(Entries from a dataset of interfaces)
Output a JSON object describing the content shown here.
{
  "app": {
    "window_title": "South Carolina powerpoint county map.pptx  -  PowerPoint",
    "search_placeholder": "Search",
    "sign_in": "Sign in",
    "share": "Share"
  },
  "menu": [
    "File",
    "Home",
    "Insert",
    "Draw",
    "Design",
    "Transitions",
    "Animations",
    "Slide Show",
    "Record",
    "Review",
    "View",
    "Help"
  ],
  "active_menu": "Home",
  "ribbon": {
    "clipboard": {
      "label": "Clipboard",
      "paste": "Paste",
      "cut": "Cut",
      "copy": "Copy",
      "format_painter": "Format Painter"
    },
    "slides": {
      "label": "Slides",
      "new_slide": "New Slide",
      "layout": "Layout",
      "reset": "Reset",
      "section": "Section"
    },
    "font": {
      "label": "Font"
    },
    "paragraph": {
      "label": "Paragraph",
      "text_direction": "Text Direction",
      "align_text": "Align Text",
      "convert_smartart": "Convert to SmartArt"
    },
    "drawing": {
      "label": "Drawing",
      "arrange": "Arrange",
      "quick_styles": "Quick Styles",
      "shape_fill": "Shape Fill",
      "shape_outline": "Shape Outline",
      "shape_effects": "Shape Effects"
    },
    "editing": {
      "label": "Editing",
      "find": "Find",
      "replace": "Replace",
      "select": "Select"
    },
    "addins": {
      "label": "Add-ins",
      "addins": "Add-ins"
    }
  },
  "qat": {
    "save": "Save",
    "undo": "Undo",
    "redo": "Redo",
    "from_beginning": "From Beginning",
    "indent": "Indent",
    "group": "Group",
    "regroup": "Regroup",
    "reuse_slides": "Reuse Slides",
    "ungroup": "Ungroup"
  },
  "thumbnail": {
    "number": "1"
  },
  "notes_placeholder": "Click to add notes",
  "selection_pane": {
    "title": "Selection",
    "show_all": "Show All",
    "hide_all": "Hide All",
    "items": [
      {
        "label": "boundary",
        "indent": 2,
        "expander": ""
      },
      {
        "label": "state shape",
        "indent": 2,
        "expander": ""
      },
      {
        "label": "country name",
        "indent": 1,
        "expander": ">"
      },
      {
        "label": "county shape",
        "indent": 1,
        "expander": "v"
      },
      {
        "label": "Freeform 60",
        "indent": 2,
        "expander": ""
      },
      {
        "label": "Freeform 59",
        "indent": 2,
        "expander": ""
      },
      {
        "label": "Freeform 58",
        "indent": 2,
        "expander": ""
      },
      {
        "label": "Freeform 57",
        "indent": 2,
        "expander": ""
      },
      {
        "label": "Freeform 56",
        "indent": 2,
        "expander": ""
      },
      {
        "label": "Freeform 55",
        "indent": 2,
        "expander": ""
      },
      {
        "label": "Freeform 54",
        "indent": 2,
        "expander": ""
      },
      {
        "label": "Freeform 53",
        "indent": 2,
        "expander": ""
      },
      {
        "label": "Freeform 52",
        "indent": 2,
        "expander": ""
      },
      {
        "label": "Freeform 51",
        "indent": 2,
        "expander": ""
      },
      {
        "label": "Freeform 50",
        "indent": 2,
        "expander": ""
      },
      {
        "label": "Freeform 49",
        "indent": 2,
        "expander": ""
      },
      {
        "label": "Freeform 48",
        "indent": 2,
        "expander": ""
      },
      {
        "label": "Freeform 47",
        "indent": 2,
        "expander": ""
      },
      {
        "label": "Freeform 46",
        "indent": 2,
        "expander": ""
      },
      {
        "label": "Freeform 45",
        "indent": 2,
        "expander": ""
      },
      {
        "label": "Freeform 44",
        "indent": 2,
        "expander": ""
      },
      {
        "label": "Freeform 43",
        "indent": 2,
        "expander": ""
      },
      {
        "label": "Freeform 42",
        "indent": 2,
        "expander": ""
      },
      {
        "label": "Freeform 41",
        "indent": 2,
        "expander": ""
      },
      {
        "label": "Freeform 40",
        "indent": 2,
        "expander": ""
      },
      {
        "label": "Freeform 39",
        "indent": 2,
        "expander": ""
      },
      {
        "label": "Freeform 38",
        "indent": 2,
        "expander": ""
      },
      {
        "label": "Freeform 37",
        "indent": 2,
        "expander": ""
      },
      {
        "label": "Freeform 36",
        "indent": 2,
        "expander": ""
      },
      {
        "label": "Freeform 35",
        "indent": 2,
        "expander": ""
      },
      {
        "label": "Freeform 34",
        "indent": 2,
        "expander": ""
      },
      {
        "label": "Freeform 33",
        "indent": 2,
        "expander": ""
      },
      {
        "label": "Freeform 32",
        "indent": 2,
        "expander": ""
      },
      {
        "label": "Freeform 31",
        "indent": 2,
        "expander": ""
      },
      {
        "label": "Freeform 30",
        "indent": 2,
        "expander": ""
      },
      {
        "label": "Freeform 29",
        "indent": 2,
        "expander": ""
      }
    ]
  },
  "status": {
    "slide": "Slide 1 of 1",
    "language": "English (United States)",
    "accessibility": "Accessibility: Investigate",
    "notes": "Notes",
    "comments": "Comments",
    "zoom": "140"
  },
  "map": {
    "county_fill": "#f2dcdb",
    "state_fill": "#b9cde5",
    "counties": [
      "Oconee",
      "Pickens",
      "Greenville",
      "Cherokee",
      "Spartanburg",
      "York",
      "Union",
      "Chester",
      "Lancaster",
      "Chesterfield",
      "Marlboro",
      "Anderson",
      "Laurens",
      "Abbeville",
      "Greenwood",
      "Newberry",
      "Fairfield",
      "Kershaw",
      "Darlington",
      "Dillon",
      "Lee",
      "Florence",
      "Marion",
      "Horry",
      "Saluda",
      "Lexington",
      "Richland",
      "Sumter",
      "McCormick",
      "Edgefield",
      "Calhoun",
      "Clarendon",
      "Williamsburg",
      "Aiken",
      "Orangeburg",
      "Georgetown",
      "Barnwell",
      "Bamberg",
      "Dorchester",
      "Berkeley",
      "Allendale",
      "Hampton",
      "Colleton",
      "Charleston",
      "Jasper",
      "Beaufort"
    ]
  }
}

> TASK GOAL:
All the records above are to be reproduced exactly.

> WRITTEN REPLY:
Output a JSON object describing the content shown here.
{
  "app": {
    "window_title": "South Carolina powerpoint county map.pptx  -  PowerPoint",
    "search_placeholder": "Search",
    "sign_in": "Sign in",
    "share": "Share"
  },
  "menu": [
    "File",
    "Home",
    "Insert",
    "Draw",
    "Design",
    "Transitions",
    "Animations",
    "Slide Show",
    "Record",
    "Review",
    "View",
    "Help"
  ],
  "active_menu": "Home",
  "ribbon": {
    "clipboard": {
      "label": "Clipboard",
      "paste": "Paste",
      "cut": "Cut",
      "copy": "Copy",
      "format_painter": "Format Painter"
    },
    "slides": {
      "label": "Slides",
      "new_slide": "New Slide",
      "layout": "Layout",
      "reset": "Reset",
      "section": "Section"
    },
    "font": {
      "label": "Font"
    },
    "paragraph": {
      "label": "Paragraph",
      "text_direction": "Text Direction",
      "align_text": "Align Text",
      "convert_smartart": "Convert to SmartArt"
    },
    "drawing": {
      "label": "Drawing",
      "arrange": "Arrange",
      "quick_styles": "Quick Styles",
      "shape_fill": "Shape Fill",
      "shape_outline": "Shape Outline",
      "shape_effects": "Shape Effects"
    },
    "editing": {
      "label": "Editing",
      "find": "Find",
      "replace": "Replace",
      "select": "Select"
    },
    "addins": {
      "label": "Add-ins",
      "addins": "Add-ins"
    }
  },
  "qat": {
    "save": "Save",
    "undo": "Undo",
    "redo": "Redo",
    "from_beginning": "From Beginning",
    "indent": "Indent",
    "group": "Group",
    "regroup": "Regroup",
    "reuse_slides": "Reuse Slides",
    "ungroup": "Ungroup"
  },
  "thumbnail": {
    "number": "1"
  },
  "notes_placeholder": "Click to add notes",
  "selection_pane": {
    "title": "Selection",
    "show_all": "Show All",
    "hide_all": "Hide All",
    "items": [
      {
        "label": "boundary",
        "indent": 2,
        "expander": ""
      },
      {
        "label": "state shape",
        "indent": 2,
        "expander": ""
      },
      {
        "label": "country name",
        "indent": 1,
        "expander": ">"
      },
      {
        "label": "county shape",
        "indent": 1,
        "expander": "v"
      },
      {
        "label": "Freeform 60",
        "indent": 2,
        "expander": ""
      },
      {
        "label": "Freeform 59",
        "indent": 2,
        "expander": ""
      },
      {
        "label": "Freeform 58",
        "indent": 2,
        "expander": ""
      },
      {
        "label": "Freeform 57",
        "indent": 2,
        "expander": ""
      },
      {
        "label": "Freeform 56",
        "indent": 2,
        "expander": ""
      },
      {
        "label": "Freeform 55",
        "indent": 2,
        "expander": ""
      },
      {
        "label": "Freeform 54",
        "indent": 2,
        "expander": ""
      },
      {
        "label": "Freeform 53",
        "indent": 2,
        "expander": ""
      },
      {
        "label": "Freeform 52",
        "indent": 2,
        "expander": ""
      },
      {
        "label": "Freeform 51",
        "indent": 2,
        "expander": ""
      },
      {
        "label": "Freeform 50",
        "indent": 2,
        "expander": ""
      },
      {
        "label": "Freeform 49",
        "indent": 2,
        "expander": ""
      },
      {
        "label": "Freeform 48",
        "indent": 2,
        "expander": ""
      },
      {
        "label": "Freeform 47",
        "indent": 2,
        "expander": ""
      },
      {
        "label": "Freeform 46",
        "indent": 2,
        "expander": ""
      },
      {
        "label": "Freeform 45",
        "indent": 2,
        "expander": ""
      },
      {
        "label": "Freeform 44",
        "indent": 2,
        "expander": ""
      },
      {
        "label": "Freeform 43",
        "indent": 2,
        "expander": ""
      },
      {
        "label": "Freeform 42",
        "indent": 2,
        "expander": ""
      },
      {
        "label": "Freeform 41",
        "indent": 2,
        "expander": ""
      },
      {
        "label": "Freeform 40",
        "indent": 2,
        "expander": ""
      },
      {
        "label": "Freeform 39",
        "indent": 2,
        "expander": ""
      },
      {
        "label": "Freeform 38",
        "indent": 2,
        "expander": ""
      },
      {
        "label": "Freeform 37",
        "indent": 2,
        "expander": ""
      },
      {
        "label": "Freeform 36",
        "indent": 2,
        "expander": ""
      },
      {
        "label": "Freeform 35",
        "indent": 2,
        "expander": ""
      },
      {
        "label": "Freeform 34",
        "indent": 2,
        "expander": ""
      },
      {
        "label": "Freeform 33",
        "indent": 2,
        "expander": ""
      },
      {
        "label": "Freeform 32",
        "indent": 2,
        "expander": ""
      },
      {
        "label": "Freeform 31",
        "indent": 2,
        "expander": ""
      },
      {
        "label": "Freeform 30",
        "indent": 2,
        "expander": ""
      },
      {
        "label": "Freeform 29",
        "indent": 2,
        "expander": ""
      }
    ]
  },
  "status": {
    "slide": "Slide 1 of 1",
    "language": "English (United States)",
    "accessibility": "Accessibility: Investigate",
    "notes": "Notes",
    "comments": "Comments",
    "zoom": "140"
  },
  "map": {
    "county_fill": "#f2dcdb",
    "state_fill": "#b9cde5",
    "counties": [
      "Oconee",
      "Pickens",
      "Greenville",
      "Cherokee",
      "Spartanburg",
      "York",
      "Union",
      "Chester",
      "Lancaster",
      "Chesterfield",
      "Marlboro",
      "Anderson",
      "Laurens",
      "Abbeville",
      "Greenwood",
      "Newberry",
      "Fairfield",
      "Kershaw",
      "Darlington",
      "Dillon",
      "Lee",
      "Florence",
      "Marion",
      "Horry",
      "Saluda",
      "Lexington",
      "Richland",
      "Sumter",
      "McCormick",
      "Edgefield",
      "Calhoun",
      "Clarendon",
      "Williamsburg",
      "Aiken",
      "Orangeburg",
      "Georgetown",
      "Barnwell",
      "Bamberg",
      "Dorchester",
      "Berkeley",
      "Allendale",
      "Hampton",
      "Colleton",
      "Charleston",
      "Jasper",
      "Beaufort"
    ]
  }
}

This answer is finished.